Professor Cronin’s thesis relies on analogizing dynamite and the AK-47 to a cluster of emerging technologies. She states that social media, drones, smartphones, and 3D printing are today’s double-edged swords. The internet, for example, can be misappropriated to facilitate terrorist mobilization. Social media and video channels have been used, in part, in the same way pamphlets, books, speeches, and newspapers were used by anarchists. “Boundless interactivity” permits hostile groups on the other side of the world to contact potential converts in the US. Chat rooms and text messages, once envisioned for connecting families and friends, can now connect hostiles with the defenseless.
Yet it is a significant leap to say that dynamite and the AK-47—both inherently lethal inventions—were radically repurposed to wreak havoc, and thus, we should also proceed cautiously with 3D printing, social media, and civilian drones. After all, dynamite’s raison d’être was its blasting power, leveling mountains to lay railroad track. The AK-47’s sole purpose is to terrorize and kill as efficiently as possible. Professor Cronin states that neither Alfred Nobel (the inventor of dynamite) nor Mikhail Kalashnikov anticipated how their inventions would be used for violence, in much the same way that the creators of the internet, social media, and other emerging technologies have not foreseen the nefarious uses for their products.

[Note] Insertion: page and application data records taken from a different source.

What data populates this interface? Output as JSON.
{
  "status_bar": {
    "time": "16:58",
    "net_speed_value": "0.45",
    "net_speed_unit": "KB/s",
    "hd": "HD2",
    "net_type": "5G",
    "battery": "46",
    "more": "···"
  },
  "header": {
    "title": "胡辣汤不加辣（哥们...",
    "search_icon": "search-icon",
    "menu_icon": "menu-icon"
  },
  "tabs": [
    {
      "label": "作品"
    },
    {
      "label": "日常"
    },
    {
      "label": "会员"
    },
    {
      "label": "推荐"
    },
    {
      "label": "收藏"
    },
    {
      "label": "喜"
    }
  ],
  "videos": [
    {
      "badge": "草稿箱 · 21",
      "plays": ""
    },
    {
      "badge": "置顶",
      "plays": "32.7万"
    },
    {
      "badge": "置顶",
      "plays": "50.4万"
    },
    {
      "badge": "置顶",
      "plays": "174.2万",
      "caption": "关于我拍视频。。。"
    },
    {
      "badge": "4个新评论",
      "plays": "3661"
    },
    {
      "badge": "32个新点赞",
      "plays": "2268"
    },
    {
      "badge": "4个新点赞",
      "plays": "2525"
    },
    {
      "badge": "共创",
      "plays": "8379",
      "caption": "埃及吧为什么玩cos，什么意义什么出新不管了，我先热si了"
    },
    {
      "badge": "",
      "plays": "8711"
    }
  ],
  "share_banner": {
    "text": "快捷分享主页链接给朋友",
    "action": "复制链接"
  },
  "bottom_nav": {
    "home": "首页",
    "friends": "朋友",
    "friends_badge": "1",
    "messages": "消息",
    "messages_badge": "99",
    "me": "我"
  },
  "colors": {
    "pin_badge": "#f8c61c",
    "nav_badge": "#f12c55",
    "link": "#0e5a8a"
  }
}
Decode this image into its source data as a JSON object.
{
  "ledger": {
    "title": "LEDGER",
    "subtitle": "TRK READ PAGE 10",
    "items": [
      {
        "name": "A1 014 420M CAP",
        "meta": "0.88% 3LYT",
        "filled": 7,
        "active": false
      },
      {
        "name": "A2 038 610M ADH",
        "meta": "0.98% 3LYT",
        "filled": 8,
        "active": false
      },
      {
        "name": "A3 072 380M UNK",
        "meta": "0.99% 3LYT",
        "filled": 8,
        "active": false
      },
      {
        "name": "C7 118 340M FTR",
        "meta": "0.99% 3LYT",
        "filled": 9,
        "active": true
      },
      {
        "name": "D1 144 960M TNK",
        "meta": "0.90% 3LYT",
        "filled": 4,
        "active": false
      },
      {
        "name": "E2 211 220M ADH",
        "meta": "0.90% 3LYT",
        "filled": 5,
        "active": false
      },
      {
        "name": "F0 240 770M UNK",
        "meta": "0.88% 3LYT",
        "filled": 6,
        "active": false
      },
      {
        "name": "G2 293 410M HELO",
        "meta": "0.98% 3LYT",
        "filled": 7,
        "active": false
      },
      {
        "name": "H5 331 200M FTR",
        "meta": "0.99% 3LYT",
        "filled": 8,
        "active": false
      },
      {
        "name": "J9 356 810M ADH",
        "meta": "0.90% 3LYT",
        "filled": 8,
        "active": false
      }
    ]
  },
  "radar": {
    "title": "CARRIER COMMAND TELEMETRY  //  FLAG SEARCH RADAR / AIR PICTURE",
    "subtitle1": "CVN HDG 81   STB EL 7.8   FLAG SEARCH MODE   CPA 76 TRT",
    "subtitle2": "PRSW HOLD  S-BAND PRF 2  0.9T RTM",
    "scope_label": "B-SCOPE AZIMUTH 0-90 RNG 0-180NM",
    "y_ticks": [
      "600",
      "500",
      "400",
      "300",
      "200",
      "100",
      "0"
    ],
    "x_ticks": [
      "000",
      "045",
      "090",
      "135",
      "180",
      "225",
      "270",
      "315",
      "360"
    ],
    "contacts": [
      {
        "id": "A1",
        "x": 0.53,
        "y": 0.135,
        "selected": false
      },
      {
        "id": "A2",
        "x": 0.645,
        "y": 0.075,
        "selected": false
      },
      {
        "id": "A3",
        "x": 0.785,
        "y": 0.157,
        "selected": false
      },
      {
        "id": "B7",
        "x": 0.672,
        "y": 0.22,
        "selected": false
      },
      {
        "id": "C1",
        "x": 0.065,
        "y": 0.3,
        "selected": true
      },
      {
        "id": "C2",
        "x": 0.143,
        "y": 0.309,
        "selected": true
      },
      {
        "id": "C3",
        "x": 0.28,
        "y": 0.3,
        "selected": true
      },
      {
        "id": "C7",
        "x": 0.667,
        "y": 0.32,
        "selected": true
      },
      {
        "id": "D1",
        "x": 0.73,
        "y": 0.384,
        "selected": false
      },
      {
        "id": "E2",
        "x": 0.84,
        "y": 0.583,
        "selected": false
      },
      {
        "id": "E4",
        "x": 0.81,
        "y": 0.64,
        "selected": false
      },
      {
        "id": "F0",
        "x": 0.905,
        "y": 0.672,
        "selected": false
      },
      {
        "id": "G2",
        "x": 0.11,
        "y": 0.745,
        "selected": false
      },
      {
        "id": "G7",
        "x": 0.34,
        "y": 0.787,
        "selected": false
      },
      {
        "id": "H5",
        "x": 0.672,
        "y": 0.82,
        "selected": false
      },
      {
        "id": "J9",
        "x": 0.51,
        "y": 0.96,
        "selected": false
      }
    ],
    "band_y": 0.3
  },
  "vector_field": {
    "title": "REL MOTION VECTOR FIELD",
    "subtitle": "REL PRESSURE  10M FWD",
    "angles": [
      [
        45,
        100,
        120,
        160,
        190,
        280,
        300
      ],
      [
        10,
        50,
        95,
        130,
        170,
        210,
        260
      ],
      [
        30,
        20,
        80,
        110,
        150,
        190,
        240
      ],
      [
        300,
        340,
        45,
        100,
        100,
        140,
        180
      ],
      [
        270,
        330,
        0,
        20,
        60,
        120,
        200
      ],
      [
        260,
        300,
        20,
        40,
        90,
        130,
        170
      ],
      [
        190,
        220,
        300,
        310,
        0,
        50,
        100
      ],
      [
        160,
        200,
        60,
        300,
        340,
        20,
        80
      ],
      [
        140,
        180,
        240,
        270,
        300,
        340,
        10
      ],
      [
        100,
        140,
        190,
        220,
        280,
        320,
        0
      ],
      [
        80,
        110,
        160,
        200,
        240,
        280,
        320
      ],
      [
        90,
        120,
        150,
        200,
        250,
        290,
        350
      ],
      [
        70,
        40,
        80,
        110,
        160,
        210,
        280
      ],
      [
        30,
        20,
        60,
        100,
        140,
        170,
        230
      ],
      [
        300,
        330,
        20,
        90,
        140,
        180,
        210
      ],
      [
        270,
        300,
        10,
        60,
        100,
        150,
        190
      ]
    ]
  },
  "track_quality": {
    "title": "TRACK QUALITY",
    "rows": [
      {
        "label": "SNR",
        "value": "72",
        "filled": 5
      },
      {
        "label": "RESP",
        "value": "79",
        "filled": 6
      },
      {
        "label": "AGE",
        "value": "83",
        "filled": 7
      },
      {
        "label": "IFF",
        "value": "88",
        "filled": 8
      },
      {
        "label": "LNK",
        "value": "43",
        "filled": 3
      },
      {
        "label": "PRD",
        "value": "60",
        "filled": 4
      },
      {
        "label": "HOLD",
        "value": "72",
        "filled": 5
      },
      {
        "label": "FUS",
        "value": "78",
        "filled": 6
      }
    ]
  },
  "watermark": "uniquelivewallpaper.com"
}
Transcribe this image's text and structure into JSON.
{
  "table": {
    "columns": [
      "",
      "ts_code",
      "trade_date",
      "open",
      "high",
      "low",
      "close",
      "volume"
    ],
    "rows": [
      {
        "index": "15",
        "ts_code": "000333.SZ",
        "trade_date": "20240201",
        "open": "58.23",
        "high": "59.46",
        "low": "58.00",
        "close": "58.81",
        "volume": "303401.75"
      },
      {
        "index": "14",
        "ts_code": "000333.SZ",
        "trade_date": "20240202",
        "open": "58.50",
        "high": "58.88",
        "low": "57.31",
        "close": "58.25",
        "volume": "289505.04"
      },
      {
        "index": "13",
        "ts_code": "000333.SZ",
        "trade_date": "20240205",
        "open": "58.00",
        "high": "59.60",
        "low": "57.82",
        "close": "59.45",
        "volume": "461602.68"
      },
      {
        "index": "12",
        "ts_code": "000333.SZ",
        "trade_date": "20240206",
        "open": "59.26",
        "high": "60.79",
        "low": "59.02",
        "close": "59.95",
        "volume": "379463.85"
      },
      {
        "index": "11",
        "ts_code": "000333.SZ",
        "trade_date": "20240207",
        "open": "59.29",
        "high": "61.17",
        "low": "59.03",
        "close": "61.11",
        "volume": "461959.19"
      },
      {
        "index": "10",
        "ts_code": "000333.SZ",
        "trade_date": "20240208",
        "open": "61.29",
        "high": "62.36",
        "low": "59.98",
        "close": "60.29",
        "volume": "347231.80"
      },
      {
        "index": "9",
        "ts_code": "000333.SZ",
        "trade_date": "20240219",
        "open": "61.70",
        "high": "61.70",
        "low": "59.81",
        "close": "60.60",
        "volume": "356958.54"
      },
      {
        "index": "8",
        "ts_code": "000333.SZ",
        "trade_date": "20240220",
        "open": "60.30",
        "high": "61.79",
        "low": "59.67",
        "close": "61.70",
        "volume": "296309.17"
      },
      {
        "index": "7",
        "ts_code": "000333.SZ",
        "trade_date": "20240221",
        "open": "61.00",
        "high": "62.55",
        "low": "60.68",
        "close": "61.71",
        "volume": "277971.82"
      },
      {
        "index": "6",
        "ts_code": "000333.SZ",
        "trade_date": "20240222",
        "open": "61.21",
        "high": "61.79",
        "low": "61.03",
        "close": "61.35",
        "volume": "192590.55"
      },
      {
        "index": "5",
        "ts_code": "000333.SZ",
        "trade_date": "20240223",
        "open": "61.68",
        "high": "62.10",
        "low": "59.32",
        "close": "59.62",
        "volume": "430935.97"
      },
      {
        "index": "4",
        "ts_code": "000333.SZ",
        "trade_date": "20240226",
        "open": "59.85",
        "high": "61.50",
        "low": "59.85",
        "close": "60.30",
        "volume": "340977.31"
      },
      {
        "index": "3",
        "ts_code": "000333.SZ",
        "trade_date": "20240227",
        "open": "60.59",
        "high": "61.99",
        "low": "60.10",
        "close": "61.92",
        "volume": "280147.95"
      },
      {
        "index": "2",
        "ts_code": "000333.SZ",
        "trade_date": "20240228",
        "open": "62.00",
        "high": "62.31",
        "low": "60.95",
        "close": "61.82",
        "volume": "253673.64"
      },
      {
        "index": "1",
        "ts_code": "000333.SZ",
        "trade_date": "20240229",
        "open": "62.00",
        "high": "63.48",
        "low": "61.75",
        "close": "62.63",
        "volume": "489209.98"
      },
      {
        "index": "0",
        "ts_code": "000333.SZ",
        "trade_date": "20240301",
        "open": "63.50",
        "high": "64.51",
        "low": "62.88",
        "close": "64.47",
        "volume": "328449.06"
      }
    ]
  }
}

However, it defies belief to claim that the inventors of a volatile explosive substance and an assault rifle could not have anticipated how their inventions could be repurposed for violence—all the more because once those inventions are released to the world, the genie cannot be put back in the bottle.
The fact that hostile parties have repurposed the internet and social media is unsurprising. The degree of accessibility, convenience, simplicity, and global reach appeal to adversaries trying to push their propaganda. But new means of communication will always be put to evil uses; after all, they are channels for communication. The phone, letter, and telegram could all signal malevolent messages in the past. The difference today is that the inventors of modern technology should see it coming and are accountable to users to protect against viruses and misuses of software (thus regular updates and patches to fix problems and ban users).
Unfortunately, Power to the People loses a lot of steam in the final three chapters. Professor Cronin writes at length about the pace of technological advancement, Moore’s Law, and microchips. Aside from a tangential relation to technology in the grand sense, it is unclear how this background is relevant to any part of her thesis. The book seems to lose more and more focus as it nears its final pages. That can be easily forgiven by a casual reader, but for a researcher or area expert, digressions and lack of focus dilute the author’s core message. The book would be greatly improved by cutting fluff and adding actionable recommendations.
Still, Power to the People will please those with an interest in American history, the incredible lives of Messrs. Nobel and Kalashnikov, and the inventive methods America’s enemies use to subvert our national security. The repackaging of benign technology in the hands of enemies deserves careful study, and there may be no better book on this topic than Power to the People.
Capt Matthew H. Ormsbee, USAF
600 Chennault Circle
Maxwell AFB, AL 36112-6010